How to Create a Healthy Home

In the winter, when many of us are spending less time outdoors, it is the ideal time to reflect on how we can boost our wellbeing by bringing nature indoors. We have an innate affinity with the natural world, known as biophilia, which is why bringing the outside in can have health benefits. We can do that in three key ways: by having natural objects in the home (e.g. plants, wood or shells); by incorporating representations of nature (e.g. in paintings, as sculpture or printed on fabrics); and by creating natural environments within the home (e.g. a safe snug, a vibrant living room or making the most of views). Here are a few ideas to consider…


Colour can evoke an emotional response in us associated with nature, so soft, natural blues remind us of the sky and water, which can help us to feel relaxed; vibrant greens bring with them the calm energy of forests and meadows; yellows represent sunshine and harvests, so energise us and help us feel sociable; shades of purple are like the mysterious light at dawn and dusk; and oranges and reds excite us like ripe fruit and berries did our ancestors. How does the colour scheme in each room in your home fit with how you want to feel in that room?

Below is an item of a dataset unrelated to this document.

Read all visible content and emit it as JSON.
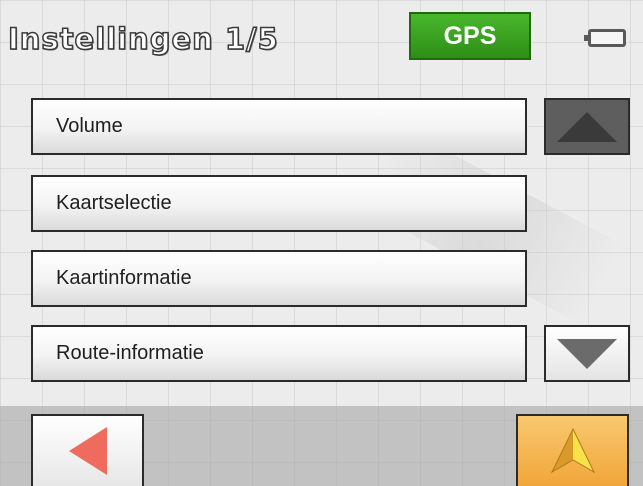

We are spoilt for choice when it comes to bringing patterns mimicking nature into the home, whether that is in artwork, fabric, wallpaper or floor coverings. The repeating patterns that are so common in nature, for example the ever-branching nature of trees and river deltas, are known as fractals and they can have a positive impact on our emotional health, so we can tap into that when choosing patterns for the home. A recent blog post of mine talks in more detail about fractals, so you can learn more about them in The Healing Power of Fractals.


Despite our modern lifestyles, we still have an internal clock, known as the circadian rhythm, geared to the environment that we evolved in, and light has a strong influence on the timing of that clock. Disrupting it can cause all sorts of health issues: mental health problems, high blood pressure, heart disease, cancer, liver disease, obesity and diabetes to name but a few. You can learn more about optimising your circadian rhythm in my blog post Why You Feel Like Hibernating in Winter. To use light in your home to support your circadian rhythm, try a sunrise alarm to wake you naturally, let the morning light in as soon as you wake, have bright natural or artificial lighting during the day, dim the lights in the evening and block out all light sources in the bedroom at night, including from electrical equipment.


There are several ways to create the right acoustic environment for your home. For a peaceful space, you can reduce unwanted noise with judicious use of soft furnishings indoors or using planting in the garden to screen out road noise or noisy neighbours, and when you come to replace electrical items, you may be able to find quieter alternatives (the Quiet Mark website is great resource for that). And of course you can play the sounds of nature to mask unwanted noise or create a sense of calm.

Air Quality

You may not have much control over the quality of the air outside your home, but you can improve it indoors by choosing toxin-free paints, furnishings and household products, and by tackling any damp or mould problems by ensuring adequate warmth and ventilation. Houseplants can improve air quality too, as well as enhancing the environment in many other ways, all of which I cover in my blog post Houseplants as Part of a Healthy Home.

Introducing natural scents to the home can enhance the space, like herbs in plant pots in the kitchen or cut flowers in the hallway. Be careful to avoid artificially scented products (often described as fragranced), which may contain harmful chemicals known as phthalates (these are often found in air fresheners).


Tuning into our senses is a mindful practice, so natural textures in the home can help us tune into our sense of touch in an uplifting way. As biophilic interior designer Oliver Heath explains: “If a texture looks inviting, we take this as a ‘haptic invitation’ (an appeal to our sense of touch to have a positive tactile experience). These experiences can create a sense of belonging, and we feel more comfortable if we are surrounded by appealing textures.”

I hope you have found something to inspire you here to optimise your home environment for health by stimulating your senses with the sight, sound, scent and feel of nature. Stimulating your sense of taste I leave up to your culinary skills!